However, it can be difficult to prove liability in food allergy cases. Individuals who decide to take legal steps must demonstrate that the consumed food was somehow contaminated with an allergy-causing substance. Either the ingredient was not indicated clearly to the consumer or it did not have an adequate label. Furthermore, the plaintiff has the burden of proving that the food directly caused the health emergency.

The difficulty of proving negligence in a food allergy case can be seen in a New York lawsuit that took almost nine years to resolve.

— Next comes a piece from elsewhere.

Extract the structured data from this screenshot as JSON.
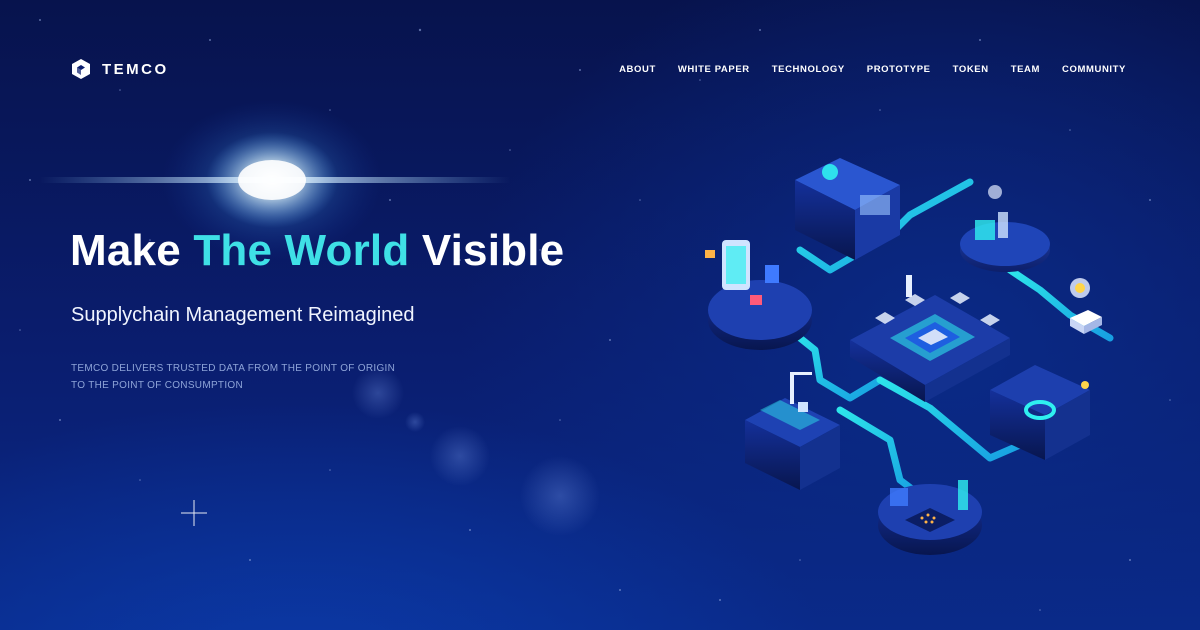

As the Staten Island Advance reported, the couple that filed the lawsuit said their 9-year-old son died because the staff at his school neglected to ensure that he did not ingest any food that wasn’t prepared at his own home.

In September 2013, an appeals court ruled that the school acted appropriately in calling for emergency assistance, did not expose the young boy to blueberries as the lawsuit claimed and made sure that he didn’t eat anything but the food he took with him to class each day.

In another case, reported by NBC 10 in Philadelphia, a federal judge dismissed a lawsuit filed in western Pennsylvania that claimed an elementary school failed to develop a plan to protect a young boy from exposure to nuts. His parents accused the school of separating him from other students in the cafeteria while violating his civil rights. The judge dismissed this lawsuit on the grounds that the school district devised four different plans, which were all rejected by the parents.

About the Author

Since 1968, the South Carolina personal injury and workers’ compensation attorneys of Joye Law Firm have been committed to securing compensation for accident and injury victims. Our compassionate and dedicated lawyers have over 300 years of combined litigation experience, and many of them have been recognized as South Carolina Super Lawyers. For many years, our South Carolina personal injury law firm has been listed with an AV rating in the prestigious Martindale-Hubbell legal directory.

Recent Blog Post
What to do in South Carolina? Events for the week of June 4 - 10th in Charleston, Summerville, Columbia, Myrtle
What to Do in South Carolina: Joye Law Firm Staff Picks 6/4/24 – 6/10/24

    The Joye Law Firm team has handpicked a selection of the most exciting activities, guaranteed to bring joy and entertainment to everyone. This week our team’s favorite summer events promise unforgettable experiences filled with fun, food, music, and…

Mark Joye sitting at his desk
Inside Super Lawyers: Recognizing Mark C. Joye

Joye Law Firm is pleased to announce that Mark C. Joye, the Head of our Litigation Department, has been selected for inclusion in South Carolina Super Lawyers for the 17th consecutive year. In addition to having been selected every year…

Avoid Truck Accidents by Avoiding Their Blind Spots

Americans love to drive SUVs and pickups because they are higher off the ground and provide a better view of the road. Because commercial trucks like 18-wheelers are even taller, you might think they’d have the best view of the…

What to do in South Carolina? Events for the week of May 28-June 1 in Charleston, Summerville, Columbia, Myrtle Beach, and upstate.
What to Do in South Carolina: Joye Law Firm Staff Picks 5/28/24 – 6/3/24

  Step into June and embrace the summer spirit with an array of vibrant music festivals, exhilarating bike rides, and thrilling races. The Joye Law Firm team has carefully curated a selection of this week’s most exciting activities, guaranteed to…

Awards & Recognition
Media
ABC
NBC
Fox
CBS News
ESPN Radio logo